INSTRUCTIONS TO FOLLOW
Lines with the word "Options": copy all of them from the entries below.

----- RECORDS SUPPLIED

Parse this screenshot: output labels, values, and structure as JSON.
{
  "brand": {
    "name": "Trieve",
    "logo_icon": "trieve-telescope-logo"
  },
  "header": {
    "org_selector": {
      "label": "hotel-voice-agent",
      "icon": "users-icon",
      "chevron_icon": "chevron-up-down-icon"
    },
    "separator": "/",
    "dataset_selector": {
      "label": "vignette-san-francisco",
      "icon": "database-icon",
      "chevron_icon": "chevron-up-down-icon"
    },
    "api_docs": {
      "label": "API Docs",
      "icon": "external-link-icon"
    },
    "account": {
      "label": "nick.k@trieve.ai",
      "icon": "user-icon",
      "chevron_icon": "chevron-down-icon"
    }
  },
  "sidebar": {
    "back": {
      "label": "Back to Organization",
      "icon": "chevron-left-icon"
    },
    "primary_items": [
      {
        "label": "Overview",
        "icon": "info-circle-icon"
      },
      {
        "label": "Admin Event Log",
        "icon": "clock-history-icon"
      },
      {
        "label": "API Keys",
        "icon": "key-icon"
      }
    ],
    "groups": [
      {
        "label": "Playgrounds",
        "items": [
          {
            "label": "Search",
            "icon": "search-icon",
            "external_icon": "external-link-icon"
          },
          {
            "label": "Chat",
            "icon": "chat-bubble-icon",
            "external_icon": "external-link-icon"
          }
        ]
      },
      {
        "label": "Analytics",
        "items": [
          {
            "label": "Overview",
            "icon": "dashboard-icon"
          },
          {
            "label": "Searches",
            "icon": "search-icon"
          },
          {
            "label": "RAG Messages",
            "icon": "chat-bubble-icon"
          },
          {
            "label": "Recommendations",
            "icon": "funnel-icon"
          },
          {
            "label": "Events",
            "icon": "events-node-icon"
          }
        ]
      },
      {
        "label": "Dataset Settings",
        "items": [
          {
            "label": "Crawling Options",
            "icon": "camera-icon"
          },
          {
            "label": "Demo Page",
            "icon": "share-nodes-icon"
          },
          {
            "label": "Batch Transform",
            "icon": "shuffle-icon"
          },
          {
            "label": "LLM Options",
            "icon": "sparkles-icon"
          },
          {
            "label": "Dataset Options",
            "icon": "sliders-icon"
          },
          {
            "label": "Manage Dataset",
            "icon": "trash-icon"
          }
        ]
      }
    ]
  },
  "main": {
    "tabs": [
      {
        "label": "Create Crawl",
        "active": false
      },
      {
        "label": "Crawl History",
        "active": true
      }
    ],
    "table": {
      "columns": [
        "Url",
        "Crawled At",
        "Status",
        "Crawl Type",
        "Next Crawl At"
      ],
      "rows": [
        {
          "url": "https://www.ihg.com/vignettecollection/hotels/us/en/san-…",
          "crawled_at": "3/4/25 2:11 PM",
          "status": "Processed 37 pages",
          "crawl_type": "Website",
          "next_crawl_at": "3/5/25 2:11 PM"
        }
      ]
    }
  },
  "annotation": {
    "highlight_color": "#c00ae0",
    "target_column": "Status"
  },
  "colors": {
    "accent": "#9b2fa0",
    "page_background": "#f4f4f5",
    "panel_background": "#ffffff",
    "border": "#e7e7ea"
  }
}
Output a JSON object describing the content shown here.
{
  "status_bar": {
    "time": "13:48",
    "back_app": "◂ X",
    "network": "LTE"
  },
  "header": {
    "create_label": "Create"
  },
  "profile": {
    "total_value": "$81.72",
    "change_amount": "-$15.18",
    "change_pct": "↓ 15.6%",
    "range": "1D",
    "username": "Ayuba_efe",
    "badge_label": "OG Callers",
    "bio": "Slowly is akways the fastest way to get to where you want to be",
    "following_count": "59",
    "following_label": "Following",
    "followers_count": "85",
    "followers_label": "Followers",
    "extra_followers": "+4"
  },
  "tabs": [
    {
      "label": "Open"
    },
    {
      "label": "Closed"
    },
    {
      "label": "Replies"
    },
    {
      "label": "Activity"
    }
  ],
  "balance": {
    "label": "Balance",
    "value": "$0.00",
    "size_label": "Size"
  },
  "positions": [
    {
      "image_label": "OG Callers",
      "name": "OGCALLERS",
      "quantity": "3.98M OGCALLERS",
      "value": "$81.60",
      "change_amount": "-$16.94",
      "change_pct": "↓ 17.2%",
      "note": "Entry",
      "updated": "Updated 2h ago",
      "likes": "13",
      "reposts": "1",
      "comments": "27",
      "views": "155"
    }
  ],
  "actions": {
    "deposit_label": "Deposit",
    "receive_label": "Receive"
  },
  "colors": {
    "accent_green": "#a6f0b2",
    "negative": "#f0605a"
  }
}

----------

ANSWER TO THE EXERCISE
            "label": "Crawling Options",
            "label": "LLM Options",
            "label": "Dataset Options",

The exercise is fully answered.